Using the string "YouTube" as the key, pull each matching line out of the records below.

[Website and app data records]
━━━━━━━━━━━━━━━━
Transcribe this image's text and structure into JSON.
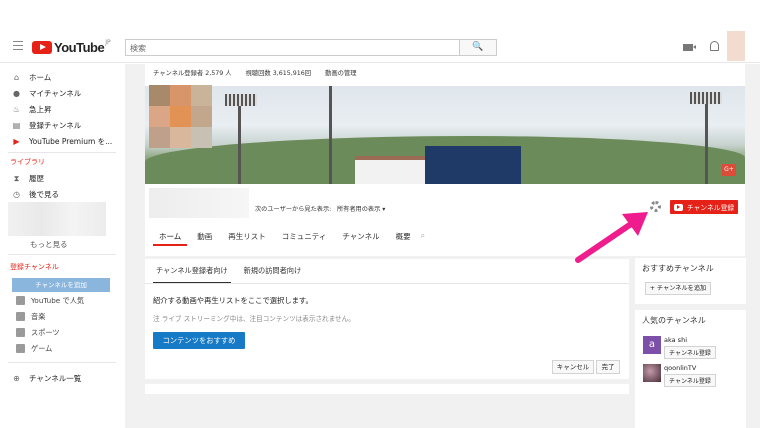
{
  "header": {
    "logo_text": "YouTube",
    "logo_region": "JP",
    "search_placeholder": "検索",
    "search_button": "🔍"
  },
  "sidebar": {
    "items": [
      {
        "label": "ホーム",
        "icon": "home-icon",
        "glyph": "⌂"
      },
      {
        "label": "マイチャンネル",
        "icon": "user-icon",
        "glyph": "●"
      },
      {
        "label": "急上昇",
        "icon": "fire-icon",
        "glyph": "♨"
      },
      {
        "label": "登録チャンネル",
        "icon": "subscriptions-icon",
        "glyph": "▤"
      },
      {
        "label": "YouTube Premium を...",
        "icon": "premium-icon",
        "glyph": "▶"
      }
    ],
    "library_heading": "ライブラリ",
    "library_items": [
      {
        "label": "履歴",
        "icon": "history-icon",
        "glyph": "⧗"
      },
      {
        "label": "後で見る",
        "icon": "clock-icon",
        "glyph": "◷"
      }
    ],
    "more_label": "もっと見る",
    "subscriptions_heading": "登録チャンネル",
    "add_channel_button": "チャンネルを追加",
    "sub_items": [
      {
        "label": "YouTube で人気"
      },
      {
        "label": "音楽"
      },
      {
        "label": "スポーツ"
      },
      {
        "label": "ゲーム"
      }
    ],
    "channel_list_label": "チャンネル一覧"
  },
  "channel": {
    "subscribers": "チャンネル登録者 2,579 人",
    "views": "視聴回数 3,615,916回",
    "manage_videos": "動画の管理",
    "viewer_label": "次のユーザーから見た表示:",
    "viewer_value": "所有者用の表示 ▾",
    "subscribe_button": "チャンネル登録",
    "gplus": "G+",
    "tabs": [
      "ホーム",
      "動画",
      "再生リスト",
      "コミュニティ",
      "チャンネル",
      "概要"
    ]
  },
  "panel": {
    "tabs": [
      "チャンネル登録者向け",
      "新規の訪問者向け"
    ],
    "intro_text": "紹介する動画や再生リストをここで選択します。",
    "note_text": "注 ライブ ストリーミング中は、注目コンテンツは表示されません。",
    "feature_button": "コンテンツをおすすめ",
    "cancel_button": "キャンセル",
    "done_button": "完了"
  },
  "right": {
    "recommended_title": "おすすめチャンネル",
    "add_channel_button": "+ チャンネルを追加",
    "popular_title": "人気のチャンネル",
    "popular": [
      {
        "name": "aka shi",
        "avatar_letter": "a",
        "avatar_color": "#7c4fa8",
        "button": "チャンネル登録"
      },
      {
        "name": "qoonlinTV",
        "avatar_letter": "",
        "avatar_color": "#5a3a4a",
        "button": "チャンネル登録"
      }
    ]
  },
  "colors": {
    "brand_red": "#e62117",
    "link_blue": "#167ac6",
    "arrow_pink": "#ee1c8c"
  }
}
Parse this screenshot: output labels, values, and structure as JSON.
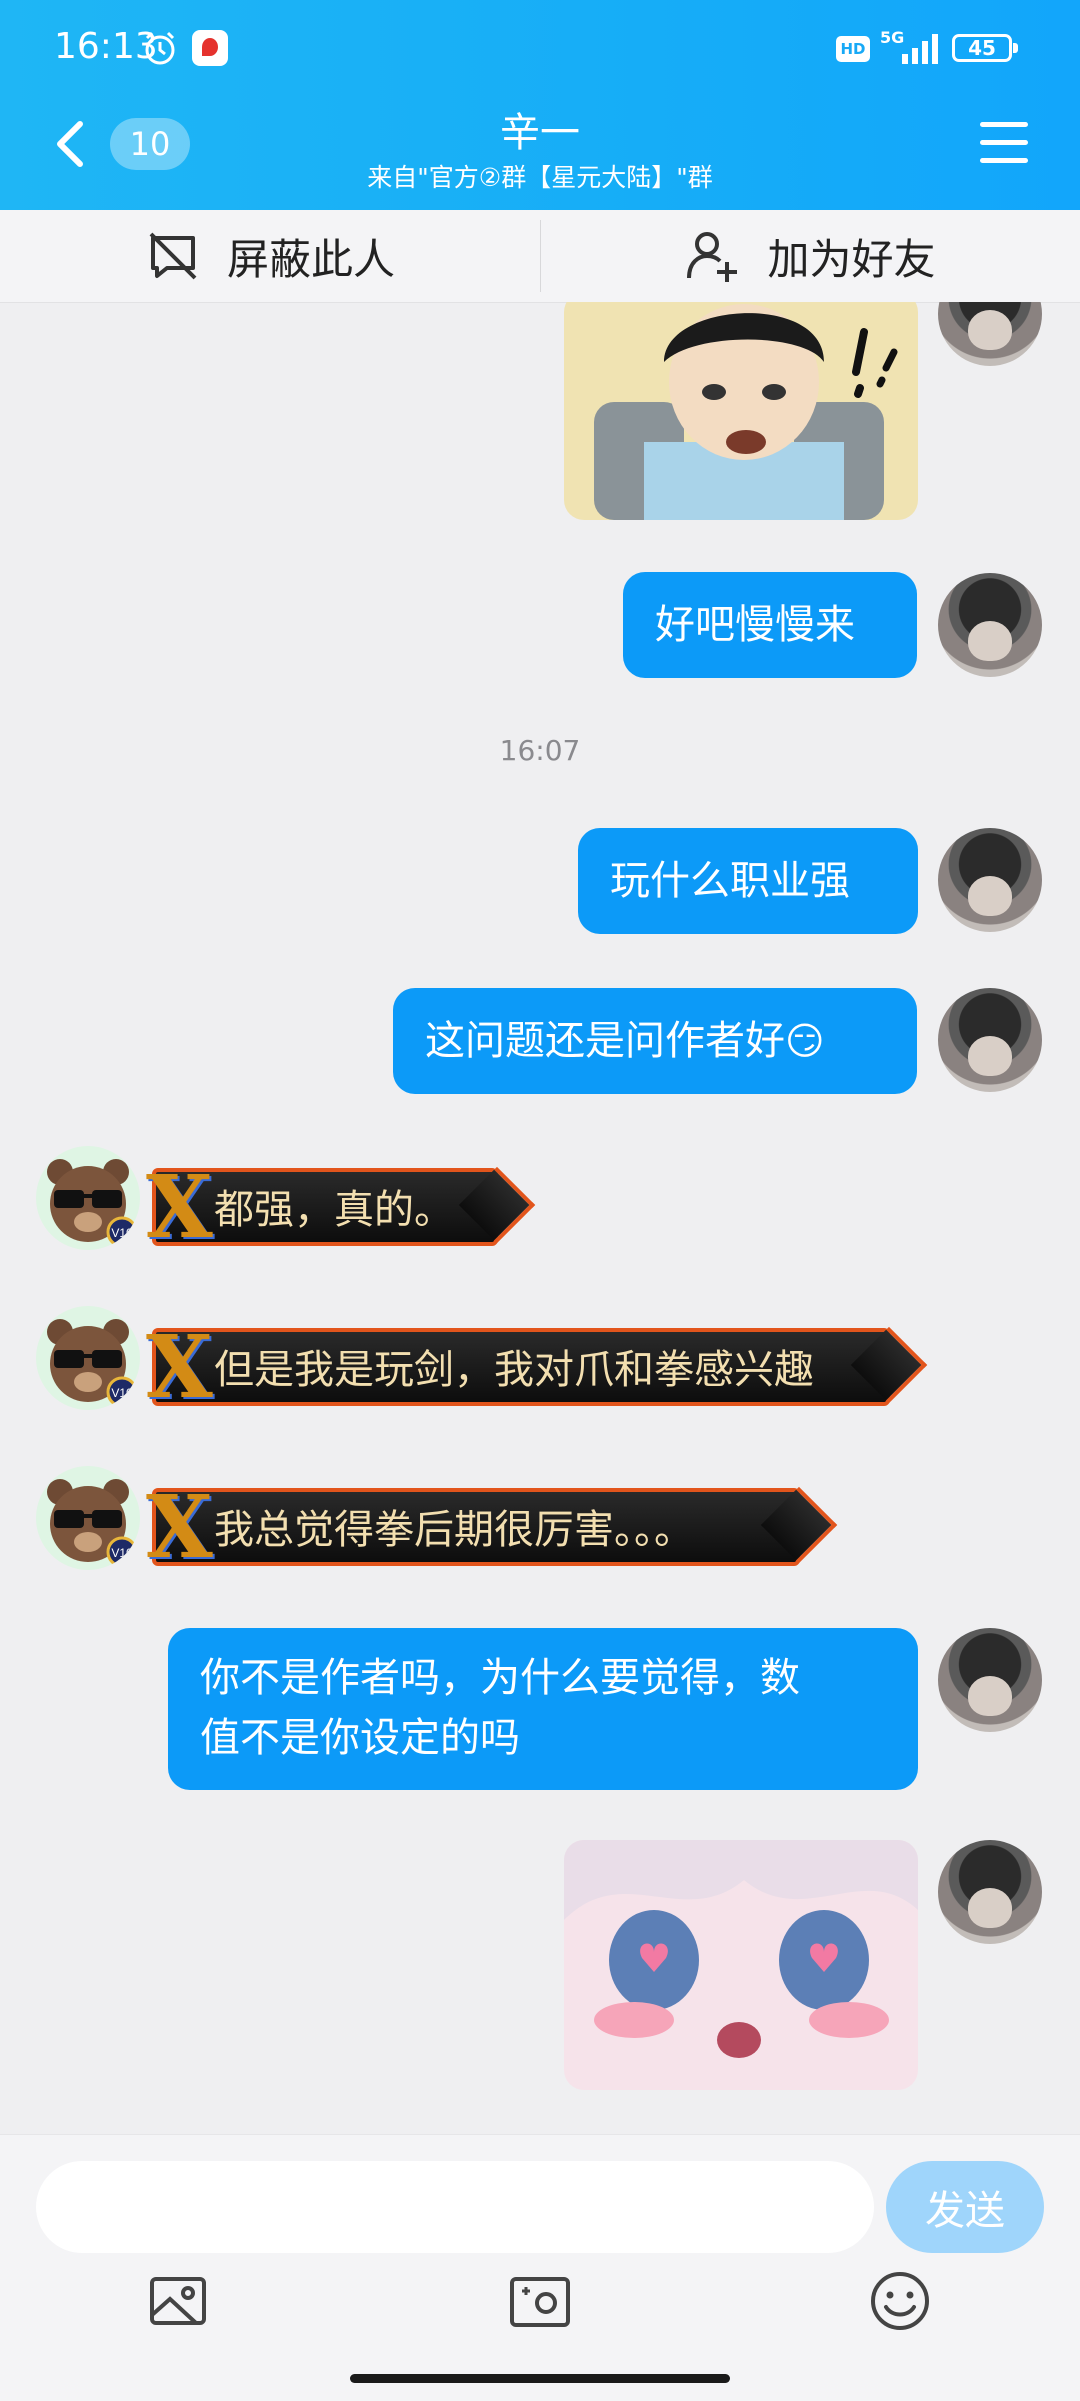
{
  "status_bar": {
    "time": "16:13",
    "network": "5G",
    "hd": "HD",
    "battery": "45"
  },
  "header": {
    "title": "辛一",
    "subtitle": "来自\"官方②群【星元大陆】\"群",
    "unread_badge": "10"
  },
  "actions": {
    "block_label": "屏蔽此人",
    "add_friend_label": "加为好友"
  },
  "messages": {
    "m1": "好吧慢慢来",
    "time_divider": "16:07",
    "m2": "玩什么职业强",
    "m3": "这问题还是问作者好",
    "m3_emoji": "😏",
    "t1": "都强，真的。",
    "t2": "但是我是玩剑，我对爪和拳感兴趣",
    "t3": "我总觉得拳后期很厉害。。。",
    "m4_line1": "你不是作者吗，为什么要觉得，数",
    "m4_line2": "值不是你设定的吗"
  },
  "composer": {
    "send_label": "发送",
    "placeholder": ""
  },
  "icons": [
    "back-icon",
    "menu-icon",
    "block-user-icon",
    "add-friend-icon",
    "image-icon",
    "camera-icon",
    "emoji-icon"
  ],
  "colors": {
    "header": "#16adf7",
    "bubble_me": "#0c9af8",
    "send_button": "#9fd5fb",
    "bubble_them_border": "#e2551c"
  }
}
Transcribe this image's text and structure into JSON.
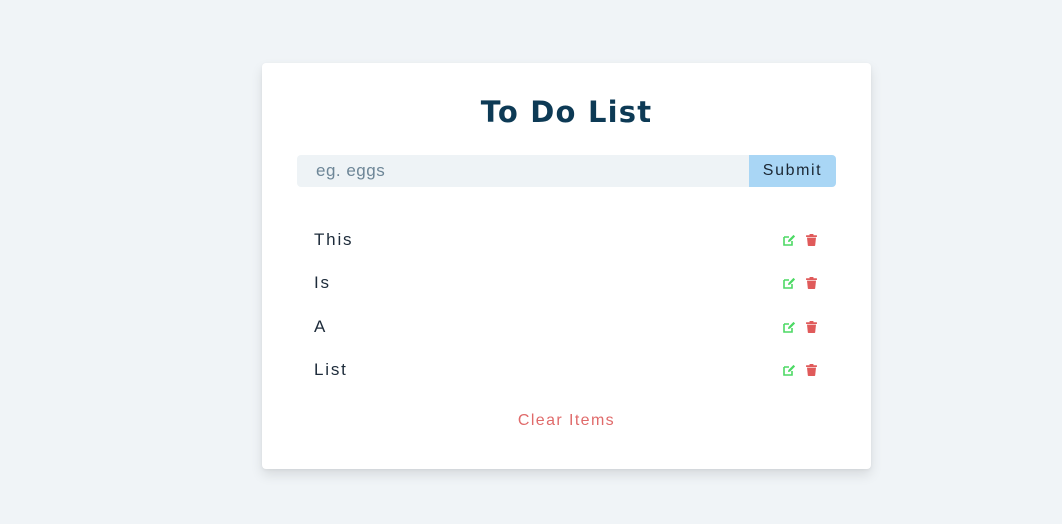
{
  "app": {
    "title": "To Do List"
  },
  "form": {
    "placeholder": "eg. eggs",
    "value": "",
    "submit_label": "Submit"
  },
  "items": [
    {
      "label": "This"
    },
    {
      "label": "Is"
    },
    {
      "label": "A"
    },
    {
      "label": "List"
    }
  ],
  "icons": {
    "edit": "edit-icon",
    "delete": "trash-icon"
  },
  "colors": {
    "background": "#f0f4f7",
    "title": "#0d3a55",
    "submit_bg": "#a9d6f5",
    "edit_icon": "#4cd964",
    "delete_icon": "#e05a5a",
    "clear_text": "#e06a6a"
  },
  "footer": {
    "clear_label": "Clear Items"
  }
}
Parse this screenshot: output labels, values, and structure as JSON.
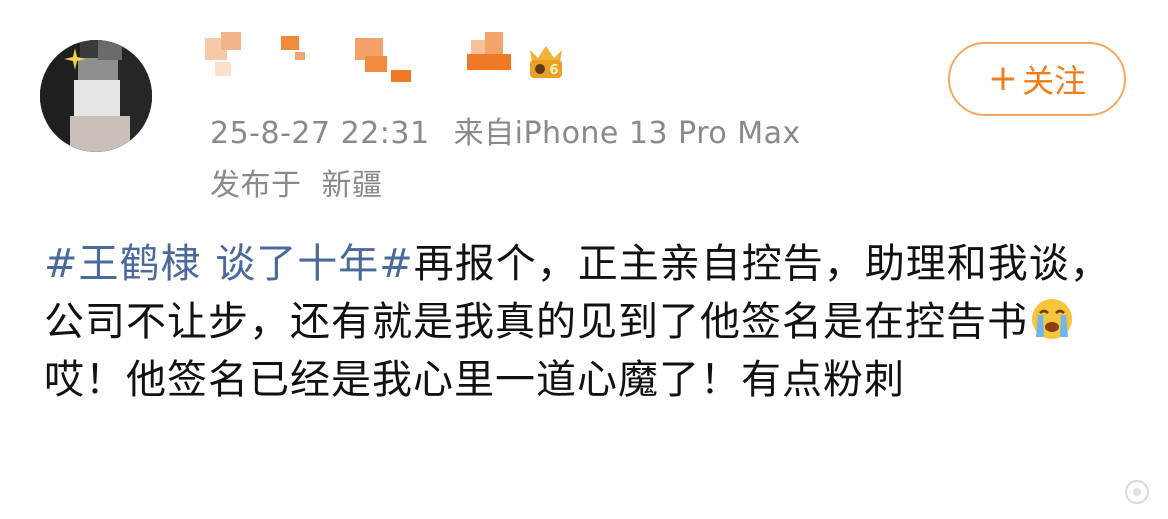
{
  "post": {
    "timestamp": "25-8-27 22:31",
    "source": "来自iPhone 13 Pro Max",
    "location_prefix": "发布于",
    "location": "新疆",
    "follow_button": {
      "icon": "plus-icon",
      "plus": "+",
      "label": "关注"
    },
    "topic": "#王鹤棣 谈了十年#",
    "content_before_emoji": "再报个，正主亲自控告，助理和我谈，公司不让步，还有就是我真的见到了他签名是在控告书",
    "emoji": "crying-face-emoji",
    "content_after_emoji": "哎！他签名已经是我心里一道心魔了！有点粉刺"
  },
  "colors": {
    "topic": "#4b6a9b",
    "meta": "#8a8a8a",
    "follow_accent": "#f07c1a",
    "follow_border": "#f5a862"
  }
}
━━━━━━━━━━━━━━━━
> _Answer area_:
    "logo_text": "YouTube",
        "label": "YouTube Premium を...",
        "label": "YouTube で人気"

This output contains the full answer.